-One thing you can say about jazz, even if you don’t know a heck of a lot about jazz: it’s not static. “You have to move on and keep on becoming who you are as a person, as a musician, and in terms of the kind of music you’re playing,” says Ravi Coltrane, the highly regarded saxophonist who comes with his quartet to the Sixth and I Historic Synagogue in downtown Washington, November 20 at 8 p.m. Coltrane knows a little something about that, which is why he’s been steadily carving out his own sound, his own music. Most recently, he’s signed on with Blue Note Records, with an album coming out next year, a legendary label that celebrated its 70th anniversary last year. To further the connection, in 2008 he became a part of The Blue Not 7, a septet formed specifically for the anniversary celebration. Lots of lines—personal, musical, and legend, crisscross the life of tenor and soprano sax player Ravi Coltrane. He has a pretty clear idea of who he is, and isn’t. “I’m not my dad,” he said. “I appreciate and revere my father’s work, but you have to carve your own image, your own style. And sure, there are influences. But I don’t think I came to this because I’m my father’s son.” He’ll tell you that he didn’t start out being interested in jazz. “I played the flute in school, I was in the band,” he said. “And initially, I was interested in composing film scores, that kind of thing. So I did not come to jazz out of the chute, so to speak.” And yet, lineage, legend, and the naming of names, working out a kind of apprenticeship in an age where jazz has changed tremendously, play out in a man’s life. Coltrane, now in his 40s, is, after all, the son of the jazz giant John Coltrane, who also played tenor and soprano saxophone. And the saxophone itself is the instrument of choice of the some of the most dramatic tortured genius-types in jazz history, most prominently Charlie Parker, the late and lamented king of improvisational jazz—the often lyrical free-flying “Bird”. “I was two when my father died,” Coltrane said. “It’s not like he figures so strongly in personal memory. The difficulty becomes in being your own man while loving my dad’s music. No doubt it’s had some effect.” The saxophone first appeared in his life as a Christmas gift. It wasn’t exactly a hint, but there it was, and eventually he took it up. “I don’t think it was something that was meant to push me into a certain direction,” he said. For him, it was like finding money in the road. You can pick it up, but you choose how you use it and spend it. If you look at his bio, the story begins in 1991. His active jazz career begins at age 26, a late start by some standards. But when you’re the son of a legend whose memory is still strong, and whose music is still around, and when you have a mother equally gifted and legendary—the great jazz pianist Alice Coltrane—and when you’re named after Ravi Shankar, the influential Indian Sitar player, there are no doubt some pressures to find your own way. He did it by paying his dues, playing as a sideman with the likes of McCoy Tyner, Pharaoh Sanders, Kenny Barron, Herbie Hancock, Stanley Clarke, Branford Marsalis, Geri Allen and others. By 1997, he was ready to go on his own, recording his first album, “Moving Pictures.” He built several groups, but since 2005 he has worked with is quartet, with bassist Drew Gress, pianist Luis Perdomo and drummer E.J. Strickland. A 2005 concert trip to India to raise HIV awareness seemed almost a homecoming. He eventually met his namesake. “Jazz has changed,” he says. “The audience is bigger, but also more diverse. There are all kinds of new influences, from Latin to Asian, and jazz has really spread. But the result has been that there are not quite the dominating, influential figures like Monk, Miles, Satchmo, Parker and so on. It’s a whole new world in some ways.” He’s part of the vanguard of that new world, not the old guard, in spite of all the history that trails behind him, always evolving, moving on ahead, playing his music, expanding its horizons, improvising and energizing.

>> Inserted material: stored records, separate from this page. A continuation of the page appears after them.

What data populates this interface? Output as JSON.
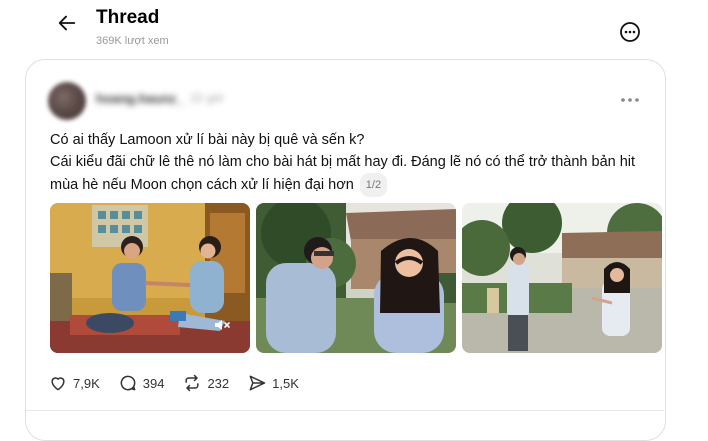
{
  "header": {
    "title": "Thread",
    "views": "369K lượt xem"
  },
  "post": {
    "username_blurred": "hoang.haunz_",
    "time_blurred": "22 giờ",
    "line1": "Có ai thấy Lamoon xử lí bài này bị quê và sến k?",
    "line2": "Cái kiểu đãi chữ lê thê nó làm cho bài hát bị mất hay đi. Đáng lẽ nó có thể trở thành bản hit mùa hè nếu Moon chọn cách xử lí hiện đại hơn",
    "page_indicator": "1/2",
    "media": [
      "video-couple-indoor",
      "photo-couple-garden",
      "photo-couple-courtyard"
    ]
  },
  "actions": {
    "likes": "7,9K",
    "comments": "394",
    "reposts": "232",
    "shares": "1,5K"
  },
  "icons": {
    "back": "arrow-left-icon",
    "menu": "more-circle-icon",
    "post_menu": "more-dots-icon",
    "like": "heart-icon",
    "comment": "comment-icon",
    "repost": "repost-icon",
    "share": "send-icon",
    "mute": "speaker-muted-icon"
  }
}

Playwright Branden Jacobs-Jenkins has achieved some miracles with this play.
The Capital Fringe Festival runs from July 7 to 31 at multiple venues.
Tony Kushner's "Angels in America" is one of the most ambitious of the fall productions about to begin.